The length and breadth of her career was stunning. She was not “The First Lady of Song” for nothing.

Ella Fitzgerald’s magical work — the athleticism, the artistry, the elocution and soft storytelling — took the spotlight Thursday night at Jaqua Concert Hall at The Shedd, courtesy of The Emerald City Jazz Kings and singers Shirley Andress, Marisa Frantz and Sarah B. Rose.

The Jazz Kings, led by saxophonist Jesse Cloninger, took the intimate audience through the songs that Fitzgerald framed and made famous. From “A-Tisket, A-Tasket” to “Ac-Cent-Tchu-Ate The Positive” and “Mack the Knife” in Set 1 to “I Ain’t Got Nothing But The Blues” and “How High The Moon” in Set 2, Fitzgerald’s range crossed genres and endured her to music lovers of all categories.

Fitzgerald was fortunate. From the very start, as a 15-year-old girl singing at Amateur Night at the famed Apollo Theater in New York City in 1934, she was a natural on stage.

Saxophonist and arranger Benny Carter was playing that night, and he was impressed enough with Fitzgerald that he introduced her to other musicians for a chance at work.

She found consistent work, and by 1936, Fitzgerald made her first recording, “Love and Kisses.” In 1938 she recorded her playful version of “A-Tisket, A-Tasket.” It sold more than a million copies and vaulted to No. 1 on the pop charts for 17 weeks.

Ella Fitzgerald was now a well-known commodity.

She also was flexible. As big swing bands were fading, bebop was coming into vogue. Fitzgerald took the opportunity to experiment with improvisational scat singing. She turned into an art form and thrilled fans.

Scat was not on display Thursday night, but Andress, Frantz and Rose were in top form in interpreting the music that Fitzgerald made famous.

I am a particular fan of soft, lyrical storytelling. My favorite piece of the night was “Stars Fell On Alabama.” Fitzgerald recorded her version of it in 1956, accompanied by the soulful trumpet playing of Louis Armstrong.

On Thursday night, Andress sang the piece accompanied this time by saxophone player Jonathan Corona. It was lovely.

In a career that spanned almost 60 years, Fitzgerald won 13 Grammys, was awarded the Kennedy Center for the Performing Arts Medal of Honor Award as well as National Medal of Arts and the Commander of Arts and Letters award from France.

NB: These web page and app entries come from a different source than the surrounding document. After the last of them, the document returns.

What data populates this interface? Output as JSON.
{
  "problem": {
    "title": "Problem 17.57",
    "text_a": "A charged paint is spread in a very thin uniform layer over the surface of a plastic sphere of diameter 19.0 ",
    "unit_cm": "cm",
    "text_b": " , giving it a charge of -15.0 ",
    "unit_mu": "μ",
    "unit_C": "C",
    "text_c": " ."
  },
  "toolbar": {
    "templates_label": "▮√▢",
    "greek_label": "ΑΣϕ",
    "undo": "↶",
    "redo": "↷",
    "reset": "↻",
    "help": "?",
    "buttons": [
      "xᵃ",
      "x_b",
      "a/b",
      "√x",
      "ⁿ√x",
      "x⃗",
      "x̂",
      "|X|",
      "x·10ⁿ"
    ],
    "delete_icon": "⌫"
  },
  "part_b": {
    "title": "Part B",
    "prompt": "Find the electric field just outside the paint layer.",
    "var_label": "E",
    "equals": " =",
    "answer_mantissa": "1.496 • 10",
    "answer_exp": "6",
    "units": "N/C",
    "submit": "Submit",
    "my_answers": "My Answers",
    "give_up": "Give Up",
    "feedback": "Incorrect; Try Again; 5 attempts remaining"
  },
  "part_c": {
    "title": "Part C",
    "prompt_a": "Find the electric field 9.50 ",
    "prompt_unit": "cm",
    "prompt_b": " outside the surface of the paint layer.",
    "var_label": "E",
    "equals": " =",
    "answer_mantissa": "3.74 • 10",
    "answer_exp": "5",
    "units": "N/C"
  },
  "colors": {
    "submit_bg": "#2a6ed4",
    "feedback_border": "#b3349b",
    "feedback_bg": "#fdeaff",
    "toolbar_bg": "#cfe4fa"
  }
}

Ella Fitzgerald deserves the spotlight, always, and she received it with grace Thursday night from Andress, Frantz, Rose and The Emerald City Jazz Kings.

There’s one more chance to take in this concert. “It’s All Right With Me: The Songs of Ella Fitzgerald,” featuring The Emerald City Jazz Kings continues Sunday, 3 p.m. at Jaqua Concert Hall at The Shedd, 868 High St. in downtown Eugene. Tickets are available at the ticket office, 541-434-7000, or online at